March 02, 2006

General Relativity and Galactic Distances

My colleague T. Perko informed me of a paper by H. Balasin and D. Grumiller titled Significant reduction of galactic dark matter by general relativity.  The authors model the matter content of a galaxy by a pressureless perfect fluid. Stationarity and axial symmetry are also imposed on the solutions of Einstein equations. Using some simplifications they solve the linear partial differential equations and conclude that the Newtonian approximation over-estimates the amount of matter in a galaxy by about a third. GR reduces the amount of dark matter needed to explain the flat rotation curves.

An earlier paper by F. I. Cooperstock and S. Tieu, titled General Relativity Resolves Galactic Rotation Without Exotic Dark Matter, makes a stronger claim of the dark matter needed in galaxies. Using a similar perfect fluid model they end up to one linear and one non-linear equation relating the angular velocity to the fluid density. From their calculation the authors conclude that the need for a massive halo of exotic dark matter is removed.

We most likely will see other studies of general relativistic galactic systems, and new estimates of the amount of dark matter in the universe.
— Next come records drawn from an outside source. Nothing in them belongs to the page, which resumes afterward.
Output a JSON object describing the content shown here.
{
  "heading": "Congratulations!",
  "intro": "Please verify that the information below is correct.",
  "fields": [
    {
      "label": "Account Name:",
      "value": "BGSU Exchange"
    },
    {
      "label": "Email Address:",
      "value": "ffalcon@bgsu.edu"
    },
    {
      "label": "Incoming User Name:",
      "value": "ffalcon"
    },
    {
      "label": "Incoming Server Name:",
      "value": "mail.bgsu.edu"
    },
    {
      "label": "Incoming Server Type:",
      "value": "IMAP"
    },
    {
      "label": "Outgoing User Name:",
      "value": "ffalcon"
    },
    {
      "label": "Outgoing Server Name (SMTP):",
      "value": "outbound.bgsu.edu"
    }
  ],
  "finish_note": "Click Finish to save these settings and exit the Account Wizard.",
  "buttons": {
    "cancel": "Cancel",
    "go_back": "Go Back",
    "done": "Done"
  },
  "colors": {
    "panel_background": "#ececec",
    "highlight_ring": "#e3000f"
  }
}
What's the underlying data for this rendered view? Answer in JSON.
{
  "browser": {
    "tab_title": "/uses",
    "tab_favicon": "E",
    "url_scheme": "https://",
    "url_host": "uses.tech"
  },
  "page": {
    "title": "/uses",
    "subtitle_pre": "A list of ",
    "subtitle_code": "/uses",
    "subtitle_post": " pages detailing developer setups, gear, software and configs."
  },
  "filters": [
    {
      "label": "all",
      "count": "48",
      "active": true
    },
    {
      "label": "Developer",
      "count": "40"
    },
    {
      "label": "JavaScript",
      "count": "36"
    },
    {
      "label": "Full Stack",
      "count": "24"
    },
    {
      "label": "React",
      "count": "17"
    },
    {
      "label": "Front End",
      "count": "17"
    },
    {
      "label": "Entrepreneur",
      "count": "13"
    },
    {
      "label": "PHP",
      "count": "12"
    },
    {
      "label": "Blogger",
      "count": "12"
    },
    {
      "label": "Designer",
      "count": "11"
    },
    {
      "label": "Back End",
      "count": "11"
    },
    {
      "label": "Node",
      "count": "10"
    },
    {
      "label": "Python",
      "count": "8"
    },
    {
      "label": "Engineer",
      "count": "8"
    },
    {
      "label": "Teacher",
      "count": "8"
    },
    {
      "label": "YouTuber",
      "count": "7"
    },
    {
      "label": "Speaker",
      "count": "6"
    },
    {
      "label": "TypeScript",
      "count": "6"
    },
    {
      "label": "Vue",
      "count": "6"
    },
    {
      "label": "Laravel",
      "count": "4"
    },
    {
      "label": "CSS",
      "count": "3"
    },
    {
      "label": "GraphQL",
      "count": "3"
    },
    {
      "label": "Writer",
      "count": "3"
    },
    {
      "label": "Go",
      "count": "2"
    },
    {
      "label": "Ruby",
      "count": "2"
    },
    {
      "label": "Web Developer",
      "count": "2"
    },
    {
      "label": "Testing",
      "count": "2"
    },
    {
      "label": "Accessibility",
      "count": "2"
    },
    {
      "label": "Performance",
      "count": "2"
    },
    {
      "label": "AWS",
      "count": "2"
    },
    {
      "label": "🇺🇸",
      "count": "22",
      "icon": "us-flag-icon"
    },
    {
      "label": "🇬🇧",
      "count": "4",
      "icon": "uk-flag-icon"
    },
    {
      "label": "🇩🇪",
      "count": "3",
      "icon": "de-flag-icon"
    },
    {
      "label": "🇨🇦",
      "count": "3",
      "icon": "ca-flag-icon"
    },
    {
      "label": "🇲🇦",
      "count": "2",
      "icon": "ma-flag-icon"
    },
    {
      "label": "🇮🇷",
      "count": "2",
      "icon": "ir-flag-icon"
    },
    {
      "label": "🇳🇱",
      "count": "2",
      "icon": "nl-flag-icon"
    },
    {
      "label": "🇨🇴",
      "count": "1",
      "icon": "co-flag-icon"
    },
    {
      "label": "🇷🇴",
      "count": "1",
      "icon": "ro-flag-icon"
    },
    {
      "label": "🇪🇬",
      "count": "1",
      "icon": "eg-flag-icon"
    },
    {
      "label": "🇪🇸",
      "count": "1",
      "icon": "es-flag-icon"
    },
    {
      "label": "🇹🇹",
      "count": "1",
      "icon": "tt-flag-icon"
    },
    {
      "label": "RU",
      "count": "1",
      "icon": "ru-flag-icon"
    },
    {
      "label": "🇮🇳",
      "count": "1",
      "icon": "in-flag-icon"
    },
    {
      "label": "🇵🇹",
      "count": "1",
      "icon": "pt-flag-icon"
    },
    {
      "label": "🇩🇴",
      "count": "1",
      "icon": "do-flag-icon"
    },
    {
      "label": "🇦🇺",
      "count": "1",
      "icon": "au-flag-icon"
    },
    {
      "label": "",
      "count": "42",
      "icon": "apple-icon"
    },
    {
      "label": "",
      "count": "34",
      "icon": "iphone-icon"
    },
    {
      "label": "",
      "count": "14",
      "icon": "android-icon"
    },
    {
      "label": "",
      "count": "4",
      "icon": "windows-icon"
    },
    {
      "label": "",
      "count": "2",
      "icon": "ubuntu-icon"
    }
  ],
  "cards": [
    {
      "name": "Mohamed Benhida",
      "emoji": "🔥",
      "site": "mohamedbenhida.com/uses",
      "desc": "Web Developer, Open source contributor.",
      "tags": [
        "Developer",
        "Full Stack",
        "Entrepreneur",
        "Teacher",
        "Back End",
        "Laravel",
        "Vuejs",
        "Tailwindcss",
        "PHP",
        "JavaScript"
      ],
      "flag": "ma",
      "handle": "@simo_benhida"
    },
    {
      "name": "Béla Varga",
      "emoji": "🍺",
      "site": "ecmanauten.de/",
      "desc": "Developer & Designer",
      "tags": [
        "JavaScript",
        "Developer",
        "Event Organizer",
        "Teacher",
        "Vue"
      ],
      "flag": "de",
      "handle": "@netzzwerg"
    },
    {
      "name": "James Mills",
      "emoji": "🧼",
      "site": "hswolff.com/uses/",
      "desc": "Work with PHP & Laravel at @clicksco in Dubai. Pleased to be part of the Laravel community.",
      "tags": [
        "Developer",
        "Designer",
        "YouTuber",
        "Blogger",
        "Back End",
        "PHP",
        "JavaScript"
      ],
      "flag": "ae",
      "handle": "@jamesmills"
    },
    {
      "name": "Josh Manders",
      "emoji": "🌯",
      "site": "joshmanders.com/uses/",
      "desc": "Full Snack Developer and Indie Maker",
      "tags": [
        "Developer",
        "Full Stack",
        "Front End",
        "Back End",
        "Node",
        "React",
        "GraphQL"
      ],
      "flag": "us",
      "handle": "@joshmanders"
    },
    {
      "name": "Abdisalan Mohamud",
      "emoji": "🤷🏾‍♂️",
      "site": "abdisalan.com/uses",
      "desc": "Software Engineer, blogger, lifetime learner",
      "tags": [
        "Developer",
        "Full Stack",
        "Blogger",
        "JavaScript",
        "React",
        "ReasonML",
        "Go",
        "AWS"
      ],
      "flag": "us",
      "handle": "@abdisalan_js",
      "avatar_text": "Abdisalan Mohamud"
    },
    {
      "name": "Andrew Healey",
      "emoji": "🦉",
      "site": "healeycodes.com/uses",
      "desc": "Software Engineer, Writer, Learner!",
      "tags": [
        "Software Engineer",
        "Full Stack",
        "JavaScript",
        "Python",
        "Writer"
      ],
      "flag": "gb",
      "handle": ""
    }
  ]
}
For the present, we tend consider the latter paper's conclusion somewhat striking.